## What this task involves
Once you have checked each line below, report only the number of lines that contain the word "label".

——

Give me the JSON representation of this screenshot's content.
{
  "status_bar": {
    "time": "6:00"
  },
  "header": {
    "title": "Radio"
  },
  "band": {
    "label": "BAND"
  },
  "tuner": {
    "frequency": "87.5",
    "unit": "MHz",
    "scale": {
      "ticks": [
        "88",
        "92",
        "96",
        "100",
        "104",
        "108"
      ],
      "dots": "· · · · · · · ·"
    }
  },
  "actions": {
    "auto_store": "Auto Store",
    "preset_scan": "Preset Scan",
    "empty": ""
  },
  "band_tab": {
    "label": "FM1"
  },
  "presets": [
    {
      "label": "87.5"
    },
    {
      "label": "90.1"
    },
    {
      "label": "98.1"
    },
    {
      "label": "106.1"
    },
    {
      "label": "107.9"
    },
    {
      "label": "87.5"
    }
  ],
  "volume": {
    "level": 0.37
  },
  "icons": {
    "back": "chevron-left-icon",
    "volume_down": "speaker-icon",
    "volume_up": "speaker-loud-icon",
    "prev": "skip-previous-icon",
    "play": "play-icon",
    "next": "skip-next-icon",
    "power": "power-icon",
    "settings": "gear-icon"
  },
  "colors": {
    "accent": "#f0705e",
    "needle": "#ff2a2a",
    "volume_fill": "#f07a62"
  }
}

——

## Problem solution
8